* [TASK]
Nothing in the records may be changed; retype them in full.

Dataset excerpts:
- - -

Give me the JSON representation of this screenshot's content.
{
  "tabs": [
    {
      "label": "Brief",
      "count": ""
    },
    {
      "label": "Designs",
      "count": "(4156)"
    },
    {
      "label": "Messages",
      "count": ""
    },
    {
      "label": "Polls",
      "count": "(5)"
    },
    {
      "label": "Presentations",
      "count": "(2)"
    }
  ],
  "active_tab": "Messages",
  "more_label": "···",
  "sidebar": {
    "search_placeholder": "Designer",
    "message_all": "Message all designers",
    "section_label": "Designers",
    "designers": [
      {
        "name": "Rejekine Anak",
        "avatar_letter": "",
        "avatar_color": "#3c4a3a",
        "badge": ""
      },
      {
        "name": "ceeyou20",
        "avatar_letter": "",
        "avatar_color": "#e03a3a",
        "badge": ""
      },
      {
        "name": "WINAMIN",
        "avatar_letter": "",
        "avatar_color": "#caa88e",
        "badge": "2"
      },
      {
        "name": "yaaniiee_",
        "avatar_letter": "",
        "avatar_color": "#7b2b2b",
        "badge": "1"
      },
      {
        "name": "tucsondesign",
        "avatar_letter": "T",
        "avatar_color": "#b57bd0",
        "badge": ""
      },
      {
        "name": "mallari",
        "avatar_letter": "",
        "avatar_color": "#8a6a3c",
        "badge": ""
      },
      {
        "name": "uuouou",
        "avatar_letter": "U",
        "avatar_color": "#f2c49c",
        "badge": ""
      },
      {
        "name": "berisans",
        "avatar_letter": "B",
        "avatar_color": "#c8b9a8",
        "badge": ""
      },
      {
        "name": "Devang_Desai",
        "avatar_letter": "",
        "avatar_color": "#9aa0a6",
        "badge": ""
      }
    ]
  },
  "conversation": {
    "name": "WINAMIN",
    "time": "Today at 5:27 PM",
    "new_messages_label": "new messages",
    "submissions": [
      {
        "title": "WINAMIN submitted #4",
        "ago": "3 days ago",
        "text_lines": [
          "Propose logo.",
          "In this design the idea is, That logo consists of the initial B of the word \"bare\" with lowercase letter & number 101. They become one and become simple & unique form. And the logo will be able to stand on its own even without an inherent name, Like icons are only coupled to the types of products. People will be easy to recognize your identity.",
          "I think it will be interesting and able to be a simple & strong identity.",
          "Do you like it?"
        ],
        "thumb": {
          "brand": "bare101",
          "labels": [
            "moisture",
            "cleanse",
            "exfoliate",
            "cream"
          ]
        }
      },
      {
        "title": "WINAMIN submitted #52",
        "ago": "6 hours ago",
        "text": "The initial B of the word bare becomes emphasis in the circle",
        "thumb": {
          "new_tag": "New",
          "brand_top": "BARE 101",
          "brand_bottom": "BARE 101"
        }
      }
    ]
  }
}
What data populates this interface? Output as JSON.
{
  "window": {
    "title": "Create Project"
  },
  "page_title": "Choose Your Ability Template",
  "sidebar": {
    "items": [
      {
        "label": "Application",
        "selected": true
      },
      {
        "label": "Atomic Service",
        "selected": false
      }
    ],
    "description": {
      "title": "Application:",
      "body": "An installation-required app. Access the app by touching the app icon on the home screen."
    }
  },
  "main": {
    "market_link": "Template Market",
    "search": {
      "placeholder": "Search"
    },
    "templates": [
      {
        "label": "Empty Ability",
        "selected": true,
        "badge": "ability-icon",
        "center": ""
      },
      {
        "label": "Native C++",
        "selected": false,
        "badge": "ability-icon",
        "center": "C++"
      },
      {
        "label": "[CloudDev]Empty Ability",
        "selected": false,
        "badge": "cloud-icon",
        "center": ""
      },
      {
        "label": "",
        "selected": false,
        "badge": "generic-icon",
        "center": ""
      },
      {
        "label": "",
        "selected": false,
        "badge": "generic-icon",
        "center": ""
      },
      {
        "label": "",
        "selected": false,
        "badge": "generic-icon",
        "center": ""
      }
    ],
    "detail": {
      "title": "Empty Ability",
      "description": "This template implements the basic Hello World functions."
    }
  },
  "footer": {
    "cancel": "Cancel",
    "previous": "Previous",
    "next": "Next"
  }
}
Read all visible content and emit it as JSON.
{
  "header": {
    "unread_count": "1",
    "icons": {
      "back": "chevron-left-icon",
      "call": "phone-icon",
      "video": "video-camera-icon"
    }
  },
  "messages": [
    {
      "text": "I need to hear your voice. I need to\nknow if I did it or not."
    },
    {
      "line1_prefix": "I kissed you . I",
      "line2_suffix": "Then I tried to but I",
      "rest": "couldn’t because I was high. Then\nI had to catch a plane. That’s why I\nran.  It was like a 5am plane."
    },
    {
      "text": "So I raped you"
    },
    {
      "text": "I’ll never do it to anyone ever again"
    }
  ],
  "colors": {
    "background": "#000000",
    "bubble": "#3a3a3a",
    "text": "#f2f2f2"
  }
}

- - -

* [EXERCISE RESULT]
Give me the JSON representation of this screenshot's content.
{
  "tabs": [
    {
      "label": "Brief",
      "count": ""
    },
    {
      "label": "Designs",
      "count": "(4156)"
    },
    {
      "label": "Messages",
      "count": ""
    },
    {
      "label": "Polls",
      "count": "(5)"
    },
    {
      "label": "Presentations",
      "count": "(2)"
    }
  ],
  "active_tab": "Messages",
  "more_label": "···",
  "sidebar": {
    "search_placeholder": "Designer",
    "message_all": "Message all designers",
    "section_label": "Designers",
    "designers": [
      {
        "name": "Rejekine Anak",
        "avatar_letter": "",
        "avatar_color": "#3c4a3a",
        "badge": ""
      },
      {
        "name": "ceeyou20",
        "avatar_letter": "",
        "avatar_color": "#e03a3a",
        "badge": ""
      },
      {
        "name": "WINAMIN",
        "avatar_letter": "",
        "avatar_color": "#caa88e",
        "badge": "2"
      },
      {
        "name": "yaaniiee_",
        "avatar_letter": "",
        "avatar_color": "#7b2b2b",
        "badge": "1"
      },
      {
        "name": "tucsondesign",
        "avatar_letter": "T",
        "avatar_color": "#b57bd0",
        "badge": ""
      },
      {
        "name": "mallari",
        "avatar_letter": "",
        "avatar_color": "#8a6a3c",
        "badge": ""
      },
      {
        "name": "uuouou",
        "avatar_letter": "U",
        "avatar_color": "#f2c49c",
        "badge": ""
      },
      {
        "name": "berisans",
        "avatar_letter": "B",
        "avatar_color": "#c8b9a8",
        "badge": ""
      },
      {
        "name": "Devang_Desai",
        "avatar_letter": "",
        "avatar_color": "#9aa0a6",
        "badge": ""
      }
    ]
  },
  "conversation": {
    "name": "WINAMIN",
    "time": "Today at 5:27 PM",
    "new_messages_label": "new messages",
    "submissions": [
      {
        "title": "WINAMIN submitted #4",
        "ago": "3 days ago",
        "text_lines": [
          "Propose logo.",
          "In this design the idea is, That logo consists of the initial B of the word \"bare\" with lowercase letter & number 101. They become one and become simple & unique form. And the logo will be able to stand on its own even without an inherent name, Like icons are only coupled to the types of products. People will be easy to recognize your identity.",
          "I think it will be interesting and able to be a simple & strong identity.",
          "Do you like it?"
        ],
        "thumb": {
          "brand": "bare101",
          "labels": [
            "moisture",
            "cleanse",
            "exfoliate",
            "cream"
          ]
        }
      },
      {
        "title": "WINAMIN submitted #52",
        "ago": "6 hours ago",
        "text": "The initial B of the word bare becomes emphasis in the circle",
        "thumb": {
          "new_tag": "New",
          "brand_top": "BARE 101",
          "brand_bottom": "BARE 101"
        }
      }
    ]
  }
}
What data populates this interface? Output as JSON.
{
  "window": {
    "title": "Create Project"
  },
  "page_title": "Choose Your Ability Template",
  "sidebar": {
    "items": [
      {
        "label": "Application",
        "selected": true
      },
      {
        "label": "Atomic Service",
        "selected": false
      }
    ],
    "description": {
      "title": "Application:",
      "body": "An installation-required app. Access the app by touching the app icon on the home screen."
    }
  },
  "main": {
    "market_link": "Template Market",
    "search": {
      "placeholder": "Search"
    },
    "templates": [
      {
        "label": "Empty Ability",
        "selected": true,
        "badge": "ability-icon",
        "center": ""
      },
      {
        "label": "Native C++",
        "selected": false,
        "badge": "ability-icon",
        "center": "C++"
      },
      {
        "label": "[CloudDev]Empty Ability",
        "selected": false,
        "badge": "cloud-icon",
        "center": ""
      },
      {
        "label": "",
        "selected": false,
        "badge": "generic-icon",
        "center": ""
      },
      {
        "label": "",
        "selected": false,
        "badge": "generic-icon",
        "center": ""
      },
      {
        "label": "",
        "selected": false,
        "badge": "generic-icon",
        "center": ""
      }
    ],
    "detail": {
      "title": "Empty Ability",
      "description": "This template implements the basic Hello World functions."
    }
  },
  "footer": {
    "cancel": "Cancel",
    "previous": "Previous",
    "next": "Next"
  }
}
Read all visible content and emit it as JSON.
{
  "header": {
    "unread_count": "1",
    "icons": {
      "back": "chevron-left-icon",
      "call": "phone-icon",
      "video": "video-camera-icon"
    }
  },
  "messages": [
    {
      "text": "I need to hear your voice. I need to\nknow if I did it or not."
    },
    {
      "line1_prefix": "I kissed you . I",
      "line2_suffix": "Then I tried to but I",
      "rest": "couldn’t because I was high. Then\nI had to catch a plane. That’s why I\nran.  It was like a 5am plane."
    },
    {
      "text": "So I raped you"
    },
    {
      "text": "I’ll never do it to anyone ever again"
    }
  ],
  "colors": {
    "background": "#000000",
    "bubble": "#3a3a3a",
    "text": "#f2f2f2"
  }
}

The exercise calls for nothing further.